→ **What you will do**: What do the entries below say? Restate them word for word.
___ Supplied data ___
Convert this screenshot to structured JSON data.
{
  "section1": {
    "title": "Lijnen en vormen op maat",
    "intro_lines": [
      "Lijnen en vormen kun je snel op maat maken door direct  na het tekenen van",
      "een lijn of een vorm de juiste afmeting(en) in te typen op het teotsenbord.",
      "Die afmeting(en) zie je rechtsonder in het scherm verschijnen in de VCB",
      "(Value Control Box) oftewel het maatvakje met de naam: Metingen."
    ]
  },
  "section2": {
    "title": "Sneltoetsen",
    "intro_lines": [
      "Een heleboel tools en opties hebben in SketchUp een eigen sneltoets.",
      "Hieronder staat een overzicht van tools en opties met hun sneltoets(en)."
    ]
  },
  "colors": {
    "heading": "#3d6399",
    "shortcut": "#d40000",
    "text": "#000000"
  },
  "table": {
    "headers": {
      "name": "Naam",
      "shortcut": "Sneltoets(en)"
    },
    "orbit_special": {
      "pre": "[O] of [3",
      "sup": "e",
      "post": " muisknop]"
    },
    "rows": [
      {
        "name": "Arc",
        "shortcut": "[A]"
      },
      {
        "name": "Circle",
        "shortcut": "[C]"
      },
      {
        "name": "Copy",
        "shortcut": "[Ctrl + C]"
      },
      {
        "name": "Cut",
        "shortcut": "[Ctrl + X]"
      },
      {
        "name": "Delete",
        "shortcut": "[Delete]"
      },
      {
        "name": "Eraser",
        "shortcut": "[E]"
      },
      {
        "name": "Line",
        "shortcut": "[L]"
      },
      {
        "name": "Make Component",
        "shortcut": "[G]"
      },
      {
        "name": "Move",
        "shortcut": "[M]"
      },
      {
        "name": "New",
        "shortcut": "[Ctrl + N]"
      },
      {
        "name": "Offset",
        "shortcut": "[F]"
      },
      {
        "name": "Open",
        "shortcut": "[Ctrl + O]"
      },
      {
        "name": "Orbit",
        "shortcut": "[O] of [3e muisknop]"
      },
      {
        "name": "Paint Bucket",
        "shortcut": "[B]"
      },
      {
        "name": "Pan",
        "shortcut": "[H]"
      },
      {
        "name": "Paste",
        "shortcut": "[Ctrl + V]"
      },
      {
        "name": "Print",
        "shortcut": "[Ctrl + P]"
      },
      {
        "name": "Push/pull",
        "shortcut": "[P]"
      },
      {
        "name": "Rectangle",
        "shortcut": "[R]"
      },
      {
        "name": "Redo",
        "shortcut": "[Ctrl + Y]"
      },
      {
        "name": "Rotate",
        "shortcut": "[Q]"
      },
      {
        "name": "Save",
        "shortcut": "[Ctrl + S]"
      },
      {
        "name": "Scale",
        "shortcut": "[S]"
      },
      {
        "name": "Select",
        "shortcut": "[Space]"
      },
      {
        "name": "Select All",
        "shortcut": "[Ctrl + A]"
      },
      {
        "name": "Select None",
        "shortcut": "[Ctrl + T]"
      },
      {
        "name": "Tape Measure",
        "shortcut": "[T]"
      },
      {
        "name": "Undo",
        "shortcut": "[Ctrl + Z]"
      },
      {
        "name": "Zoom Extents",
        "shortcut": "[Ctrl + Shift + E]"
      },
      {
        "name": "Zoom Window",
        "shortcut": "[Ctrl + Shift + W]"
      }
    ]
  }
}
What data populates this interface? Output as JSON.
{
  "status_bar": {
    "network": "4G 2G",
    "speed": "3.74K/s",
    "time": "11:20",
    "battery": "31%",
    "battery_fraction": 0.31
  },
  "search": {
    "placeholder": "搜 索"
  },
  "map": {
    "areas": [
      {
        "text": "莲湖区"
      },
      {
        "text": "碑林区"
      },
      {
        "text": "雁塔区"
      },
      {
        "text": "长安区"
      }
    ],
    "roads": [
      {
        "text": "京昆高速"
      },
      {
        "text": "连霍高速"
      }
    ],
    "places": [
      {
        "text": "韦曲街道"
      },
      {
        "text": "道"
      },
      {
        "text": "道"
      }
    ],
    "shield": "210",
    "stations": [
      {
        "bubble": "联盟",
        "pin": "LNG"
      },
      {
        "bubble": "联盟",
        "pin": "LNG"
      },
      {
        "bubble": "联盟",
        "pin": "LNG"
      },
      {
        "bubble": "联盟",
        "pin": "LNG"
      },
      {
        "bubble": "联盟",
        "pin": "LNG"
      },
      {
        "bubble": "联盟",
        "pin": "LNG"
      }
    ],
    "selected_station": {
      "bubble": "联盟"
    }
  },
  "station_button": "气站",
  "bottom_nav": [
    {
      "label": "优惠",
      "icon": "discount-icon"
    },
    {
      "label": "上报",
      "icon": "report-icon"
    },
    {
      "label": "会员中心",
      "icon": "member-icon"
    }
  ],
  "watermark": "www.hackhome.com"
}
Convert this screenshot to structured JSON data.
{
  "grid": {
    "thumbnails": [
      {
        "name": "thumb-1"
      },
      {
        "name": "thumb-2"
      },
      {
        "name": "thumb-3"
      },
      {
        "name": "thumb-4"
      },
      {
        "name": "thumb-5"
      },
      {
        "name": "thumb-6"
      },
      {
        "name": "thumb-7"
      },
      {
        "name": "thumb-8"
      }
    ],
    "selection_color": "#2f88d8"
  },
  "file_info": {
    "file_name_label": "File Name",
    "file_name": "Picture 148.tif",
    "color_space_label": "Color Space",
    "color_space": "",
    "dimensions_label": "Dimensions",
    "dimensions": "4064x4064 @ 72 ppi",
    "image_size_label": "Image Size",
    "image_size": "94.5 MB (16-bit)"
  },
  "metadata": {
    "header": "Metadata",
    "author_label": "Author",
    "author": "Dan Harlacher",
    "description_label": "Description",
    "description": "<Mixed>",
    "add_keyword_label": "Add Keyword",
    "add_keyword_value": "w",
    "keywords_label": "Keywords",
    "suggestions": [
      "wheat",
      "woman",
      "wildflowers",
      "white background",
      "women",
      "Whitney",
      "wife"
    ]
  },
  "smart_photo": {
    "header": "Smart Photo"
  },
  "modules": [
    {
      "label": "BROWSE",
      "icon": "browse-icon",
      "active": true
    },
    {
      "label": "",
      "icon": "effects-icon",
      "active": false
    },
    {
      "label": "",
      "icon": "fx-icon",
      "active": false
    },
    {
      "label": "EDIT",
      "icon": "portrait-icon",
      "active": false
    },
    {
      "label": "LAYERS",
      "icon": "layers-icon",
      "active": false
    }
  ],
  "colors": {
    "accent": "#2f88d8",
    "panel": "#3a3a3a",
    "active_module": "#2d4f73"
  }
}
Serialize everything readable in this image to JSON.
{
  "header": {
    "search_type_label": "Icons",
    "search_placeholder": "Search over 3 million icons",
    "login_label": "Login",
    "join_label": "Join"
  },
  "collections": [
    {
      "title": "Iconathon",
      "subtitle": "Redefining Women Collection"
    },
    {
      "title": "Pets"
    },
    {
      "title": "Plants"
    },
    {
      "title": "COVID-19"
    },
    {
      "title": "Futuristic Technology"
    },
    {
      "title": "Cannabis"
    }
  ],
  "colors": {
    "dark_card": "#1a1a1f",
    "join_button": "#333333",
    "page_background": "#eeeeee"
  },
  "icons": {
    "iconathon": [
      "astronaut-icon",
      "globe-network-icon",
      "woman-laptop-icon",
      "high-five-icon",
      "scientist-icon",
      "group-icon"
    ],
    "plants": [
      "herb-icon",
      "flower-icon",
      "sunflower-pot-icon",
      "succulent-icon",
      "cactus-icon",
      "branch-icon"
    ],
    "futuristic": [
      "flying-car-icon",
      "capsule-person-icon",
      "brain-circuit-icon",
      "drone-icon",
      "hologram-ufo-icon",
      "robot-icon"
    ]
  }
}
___
→ **Solution to this exercise**:
Convert this screenshot to structured JSON data.
{
  "section1": {
    "title": "Lijnen en vormen op maat",
    "intro_lines": [
      "Lijnen en vormen kun je snel op maat maken door direct  na het tekenen van",
      "een lijn of een vorm de juiste afmeting(en) in te typen op het teotsenbord.",
      "Die afmeting(en) zie je rechtsonder in het scherm verschijnen in de VCB",
      "(Value Control Box) oftewel het maatvakje met de naam: Metingen."
    ]
  },
  "section2": {
    "title": "Sneltoetsen",
    "intro_lines": [
      "Een heleboel tools en opties hebben in SketchUp een eigen sneltoets.",
      "Hieronder staat een overzicht van tools en opties met hun sneltoets(en)."
    ]
  },
  "colors": {
    "heading": "#3d6399",
    "shortcut": "#d40000",
    "text": "#000000"
  },
  "table": {
    "headers": {
      "name": "Naam",
      "shortcut": "Sneltoets(en)"
    },
    "orbit_special": {
      "pre": "[O] of [3",
      "sup": "e",
      "post": " muisknop]"
    },
    "rows": [
      {
        "name": "Arc",
        "shortcut": "[A]"
      },
      {
        "name": "Circle",
        "shortcut": "[C]"
      },
      {
        "name": "Copy",
        "shortcut": "[Ctrl + C]"
      },
      {
        "name": "Cut",
        "shortcut": "[Ctrl + X]"
      },
      {
        "name": "Delete",
        "shortcut": "[Delete]"
      },
      {
        "name": "Eraser",
        "shortcut": "[E]"
      },
      {
        "name": "Line",
        "shortcut": "[L]"
      },
      {
        "name": "Make Component",
        "shortcut": "[G]"
      },
      {
        "name": "Move",
        "shortcut": "[M]"
      },
      {
        "name": "New",
        "shortcut": "[Ctrl + N]"
      },
      {
        "name": "Offset",
        "shortcut": "[F]"
      },
      {
        "name": "Open",
        "shortcut": "[Ctrl + O]"
      },
      {
        "name": "Orbit",
        "shortcut": "[O] of [3e muisknop]"
      },
      {
        "name": "Paint Bucket",
        "shortcut": "[B]"
      },
      {
        "name": "Pan",
        "shortcut": "[H]"
      },
      {
        "name": "Paste",
        "shortcut": "[Ctrl + V]"
      },
      {
        "name": "Print",
        "shortcut": "[Ctrl + P]"
      },
      {
        "name": "Push/pull",
        "shortcut": "[P]"
      },
      {
        "name": "Rectangle",
        "shortcut": "[R]"
      },
      {
        "name": "Redo",
        "shortcut": "[Ctrl + Y]"
      },
      {
        "name": "Rotate",
        "shortcut": "[Q]"
      },
      {
        "name": "Save",
        "shortcut": "[Ctrl + S]"
      },
      {
        "name": "Scale",
        "shortcut": "[S]"
      },
      {
        "name": "Select",
        "shortcut": "[Space]"
      },
      {
        "name": "Select All",
        "shortcut": "[Ctrl + A]"
      },
      {
        "name": "Select None",
        "shortcut": "[Ctrl + T]"
      },
      {
        "name": "Tape Measure",
        "shortcut": "[T]"
      },
      {
        "name": "Undo",
        "shortcut": "[Ctrl + Z]"
      },
      {
        "name": "Zoom Extents",
        "shortcut": "[Ctrl + Shift + E]"
      },
      {
        "name": "Zoom Window",
        "shortcut": "[Ctrl + Shift + W]"
      }
    ]
  }
}
What data populates this interface? Output as JSON.
{
  "status_bar": {
    "network": "4G 2G",
    "speed": "3.74K/s",
    "time": "11:20",
    "battery": "31%",
    "battery_fraction": 0.31
  },
  "search": {
    "placeholder": "搜 索"
  },
  "map": {
    "areas": [
      {
        "text": "莲湖区"
      },
      {
        "text": "碑林区"
      },
      {
        "text": "雁塔区"
      },
      {
        "text": "长安区"
      }
    ],
    "roads": [
      {
        "text": "京昆高速"
      },
      {
        "text": "连霍高速"
      }
    ],
    "places": [
      {
        "text": "韦曲街道"
      },
      {
        "text": "道"
      },
      {
        "text": "道"
      }
    ],
    "shield": "210",
    "stations": [
      {
        "bubble": "联盟",
        "pin": "LNG"
      },
      {
        "bubble": "联盟",
        "pin": "LNG"
      },
      {
        "bubble": "联盟",
        "pin": "LNG"
      },
      {
        "bubble": "联盟",
        "pin": "LNG"
      },
      {
        "bubble": "联盟",
        "pin": "LNG"
      },
      {
        "bubble": "联盟",
        "pin": "LNG"
      }
    ],
    "selected_station": {
      "bubble": "联盟"
    }
  },
  "station_button": "气站",
  "bottom_nav": [
    {
      "label": "优惠",
      "icon": "discount-icon"
    },
    {
      "label": "上报",
      "icon": "report-icon"
    },
    {
      "label": "会员中心",
      "icon": "member-icon"
    }
  ],
  "watermark": "www.hackhome.com"
}
Convert this screenshot to structured JSON data.
{
  "grid": {
    "thumbnails": [
      {
        "name": "thumb-1"
      },
      {
        "name": "thumb-2"
      },
      {
        "name": "thumb-3"
      },
      {
        "name": "thumb-4"
      },
      {
        "name": "thumb-5"
      },
      {
        "name": "thumb-6"
      },
      {
        "name": "thumb-7"
      },
      {
        "name": "thumb-8"
      }
    ],
    "selection_color": "#2f88d8"
  },
  "file_info": {
    "file_name_label": "File Name",
    "file_name": "Picture 148.tif",
    "color_space_label": "Color Space",
    "color_space": "",
    "dimensions_label": "Dimensions",
    "dimensions": "4064x4064 @ 72 ppi",
    "image_size_label": "Image Size",
    "image_size": "94.5 MB (16-bit)"
  },
  "metadata": {
    "header": "Metadata",
    "author_label": "Author",
    "author": "Dan Harlacher",
    "description_label": "Description",
    "description": "<Mixed>",
    "add_keyword_label": "Add Keyword",
    "add_keyword_value": "w",
    "keywords_label": "Keywords",
    "suggestions": [
      "wheat",
      "woman",
      "wildflowers",
      "white background",
      "women",
      "Whitney",
      "wife"
    ]
  },
  "smart_photo": {
    "header": "Smart Photo"
  },
  "modules": [
    {
      "label": "BROWSE",
      "icon": "browse-icon",
      "active": true
    },
    {
      "label": "",
      "icon": "effects-icon",
      "active": false
    },
    {
      "label": "",
      "icon": "fx-icon",
      "active": false
    },
    {
      "label": "EDIT",
      "icon": "portrait-icon",
      "active": false
    },
    {
      "label": "LAYERS",
      "icon": "layers-icon",
      "active": false
    }
  ],
  "colors": {
    "accent": "#2f88d8",
    "panel": "#3a3a3a",
    "active_module": "#2d4f73"
  }
}
Serialize everything readable in this image to JSON.
{
  "header": {
    "search_type_label": "Icons",
    "search_placeholder": "Search over 3 million icons",
    "login_label": "Login",
    "join_label": "Join"
  },
  "collections": [
    {
      "title": "Iconathon",
      "subtitle": "Redefining Women Collection"
    },
    {
      "title": "Pets"
    },
    {
      "title": "Plants"
    },
    {
      "title": "COVID-19"
    },
    {
      "title": "Futuristic Technology"
    },
    {
      "title": "Cannabis"
    }
  ],
  "colors": {
    "dark_card": "#1a1a1f",
    "join_button": "#333333",
    "page_background": "#eeeeee"
  },
  "icons": {
    "iconathon": [
      "astronaut-icon",
      "globe-network-icon",
      "woman-laptop-icon",
      "high-five-icon",
      "scientist-icon",
      "group-icon"
    ],
    "plants": [
      "herb-icon",
      "flower-icon",
      "sunflower-pot-icon",
      "succulent-icon",
      "cactus-icon",
      "branch-icon"
    ],
    "futuristic": [
      "flying-car-icon",
      "capsule-person-icon",
      "brain-circuit-icon",
      "drone-icon",
      "hologram-ufo-icon",
      "robot-icon"
    ]
  }
}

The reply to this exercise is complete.